START LISTED RECORDS
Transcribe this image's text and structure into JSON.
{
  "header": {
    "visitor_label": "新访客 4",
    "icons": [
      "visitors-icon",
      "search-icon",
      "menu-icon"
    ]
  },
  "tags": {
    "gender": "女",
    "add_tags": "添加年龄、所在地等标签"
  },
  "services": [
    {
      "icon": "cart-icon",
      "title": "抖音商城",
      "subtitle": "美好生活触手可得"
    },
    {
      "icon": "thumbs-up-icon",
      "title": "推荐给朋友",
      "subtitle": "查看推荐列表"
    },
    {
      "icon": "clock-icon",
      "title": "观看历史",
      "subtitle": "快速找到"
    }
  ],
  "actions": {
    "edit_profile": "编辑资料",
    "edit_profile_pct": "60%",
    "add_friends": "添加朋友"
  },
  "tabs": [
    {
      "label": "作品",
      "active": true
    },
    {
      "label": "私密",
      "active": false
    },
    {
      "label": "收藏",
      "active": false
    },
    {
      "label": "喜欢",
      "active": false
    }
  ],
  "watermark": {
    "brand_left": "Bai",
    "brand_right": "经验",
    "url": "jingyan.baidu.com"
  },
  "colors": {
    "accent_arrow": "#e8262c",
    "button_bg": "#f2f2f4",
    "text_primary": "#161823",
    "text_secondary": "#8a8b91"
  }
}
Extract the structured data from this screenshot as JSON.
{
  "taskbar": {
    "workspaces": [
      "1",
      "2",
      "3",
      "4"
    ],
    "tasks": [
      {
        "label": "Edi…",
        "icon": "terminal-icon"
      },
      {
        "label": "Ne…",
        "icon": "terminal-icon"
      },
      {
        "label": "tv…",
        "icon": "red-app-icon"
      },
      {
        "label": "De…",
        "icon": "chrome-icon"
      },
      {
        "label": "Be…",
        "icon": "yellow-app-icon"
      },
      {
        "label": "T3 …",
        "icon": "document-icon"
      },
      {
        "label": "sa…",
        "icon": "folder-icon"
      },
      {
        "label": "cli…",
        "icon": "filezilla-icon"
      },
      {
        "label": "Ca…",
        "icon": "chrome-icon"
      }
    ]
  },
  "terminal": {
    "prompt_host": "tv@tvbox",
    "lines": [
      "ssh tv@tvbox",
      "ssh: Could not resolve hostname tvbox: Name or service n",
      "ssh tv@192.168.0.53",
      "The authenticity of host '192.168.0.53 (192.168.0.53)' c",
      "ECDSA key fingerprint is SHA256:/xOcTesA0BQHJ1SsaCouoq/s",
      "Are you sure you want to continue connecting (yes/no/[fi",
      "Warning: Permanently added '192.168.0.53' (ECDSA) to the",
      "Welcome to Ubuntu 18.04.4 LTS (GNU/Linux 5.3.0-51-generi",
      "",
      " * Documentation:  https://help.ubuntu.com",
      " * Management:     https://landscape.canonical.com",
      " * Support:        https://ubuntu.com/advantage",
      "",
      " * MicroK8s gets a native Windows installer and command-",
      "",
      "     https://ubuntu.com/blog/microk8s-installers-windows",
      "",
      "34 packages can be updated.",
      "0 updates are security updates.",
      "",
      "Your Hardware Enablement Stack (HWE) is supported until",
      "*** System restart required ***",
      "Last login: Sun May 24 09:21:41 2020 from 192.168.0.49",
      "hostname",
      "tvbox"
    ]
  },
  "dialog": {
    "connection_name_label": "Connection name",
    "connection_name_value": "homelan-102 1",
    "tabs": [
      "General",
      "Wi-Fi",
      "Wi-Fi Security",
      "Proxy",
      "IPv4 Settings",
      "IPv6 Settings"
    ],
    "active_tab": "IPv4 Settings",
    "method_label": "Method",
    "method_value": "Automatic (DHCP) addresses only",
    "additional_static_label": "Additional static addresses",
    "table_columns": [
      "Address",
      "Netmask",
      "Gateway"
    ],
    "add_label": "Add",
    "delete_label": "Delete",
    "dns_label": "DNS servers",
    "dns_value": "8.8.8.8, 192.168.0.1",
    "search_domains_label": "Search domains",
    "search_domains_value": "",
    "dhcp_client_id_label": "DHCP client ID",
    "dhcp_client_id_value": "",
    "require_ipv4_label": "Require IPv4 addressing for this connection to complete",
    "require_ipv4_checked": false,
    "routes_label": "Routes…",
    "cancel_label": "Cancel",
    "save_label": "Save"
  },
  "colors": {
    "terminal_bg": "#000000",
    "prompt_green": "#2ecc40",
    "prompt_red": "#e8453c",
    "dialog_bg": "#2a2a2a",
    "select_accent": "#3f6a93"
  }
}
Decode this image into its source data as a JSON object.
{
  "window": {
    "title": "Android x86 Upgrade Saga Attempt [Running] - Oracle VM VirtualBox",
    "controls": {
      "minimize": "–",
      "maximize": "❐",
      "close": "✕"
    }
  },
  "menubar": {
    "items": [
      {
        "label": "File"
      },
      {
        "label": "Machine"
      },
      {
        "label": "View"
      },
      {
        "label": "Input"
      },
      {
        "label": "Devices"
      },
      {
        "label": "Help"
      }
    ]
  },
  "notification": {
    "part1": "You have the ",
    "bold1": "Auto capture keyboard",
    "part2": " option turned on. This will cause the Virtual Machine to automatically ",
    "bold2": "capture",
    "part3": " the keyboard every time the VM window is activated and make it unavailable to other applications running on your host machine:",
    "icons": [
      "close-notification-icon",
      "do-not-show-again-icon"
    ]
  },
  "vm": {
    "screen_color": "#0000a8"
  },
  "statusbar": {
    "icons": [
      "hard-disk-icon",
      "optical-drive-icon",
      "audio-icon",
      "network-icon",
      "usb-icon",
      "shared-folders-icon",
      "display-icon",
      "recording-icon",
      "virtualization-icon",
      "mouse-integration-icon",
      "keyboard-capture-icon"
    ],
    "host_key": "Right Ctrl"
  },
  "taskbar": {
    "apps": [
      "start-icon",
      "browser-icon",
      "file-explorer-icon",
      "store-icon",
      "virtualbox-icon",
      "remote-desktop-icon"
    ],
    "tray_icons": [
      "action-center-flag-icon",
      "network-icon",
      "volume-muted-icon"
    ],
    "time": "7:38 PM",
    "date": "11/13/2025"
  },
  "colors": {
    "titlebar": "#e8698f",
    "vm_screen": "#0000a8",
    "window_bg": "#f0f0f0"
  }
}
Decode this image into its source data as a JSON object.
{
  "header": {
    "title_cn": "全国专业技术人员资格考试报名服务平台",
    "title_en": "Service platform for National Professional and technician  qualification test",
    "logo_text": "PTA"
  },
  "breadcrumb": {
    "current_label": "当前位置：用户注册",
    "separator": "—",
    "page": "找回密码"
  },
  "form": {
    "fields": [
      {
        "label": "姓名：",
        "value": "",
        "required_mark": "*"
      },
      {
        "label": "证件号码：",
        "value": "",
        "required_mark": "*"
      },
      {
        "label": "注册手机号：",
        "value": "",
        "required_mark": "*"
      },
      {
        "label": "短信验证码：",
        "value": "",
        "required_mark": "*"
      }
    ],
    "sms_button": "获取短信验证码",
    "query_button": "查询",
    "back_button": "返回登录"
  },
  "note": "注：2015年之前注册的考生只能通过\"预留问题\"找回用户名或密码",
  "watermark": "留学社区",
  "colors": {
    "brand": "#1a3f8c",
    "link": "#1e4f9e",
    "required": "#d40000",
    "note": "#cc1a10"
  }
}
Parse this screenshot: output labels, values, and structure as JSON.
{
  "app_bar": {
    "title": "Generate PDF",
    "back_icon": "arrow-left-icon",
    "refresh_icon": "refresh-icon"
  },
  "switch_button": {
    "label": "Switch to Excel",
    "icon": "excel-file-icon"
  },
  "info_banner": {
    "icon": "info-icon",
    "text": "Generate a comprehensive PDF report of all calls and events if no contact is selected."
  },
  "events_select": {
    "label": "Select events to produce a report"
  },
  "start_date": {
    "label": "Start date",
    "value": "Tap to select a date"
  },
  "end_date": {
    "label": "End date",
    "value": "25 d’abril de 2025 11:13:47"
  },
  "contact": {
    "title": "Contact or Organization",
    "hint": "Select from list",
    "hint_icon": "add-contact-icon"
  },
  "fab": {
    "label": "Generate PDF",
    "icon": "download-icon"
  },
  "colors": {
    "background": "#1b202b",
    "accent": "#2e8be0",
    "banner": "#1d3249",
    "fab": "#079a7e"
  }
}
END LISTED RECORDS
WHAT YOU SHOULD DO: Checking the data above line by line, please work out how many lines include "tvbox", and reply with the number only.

ANSWER TO THIS EXERCISE: 4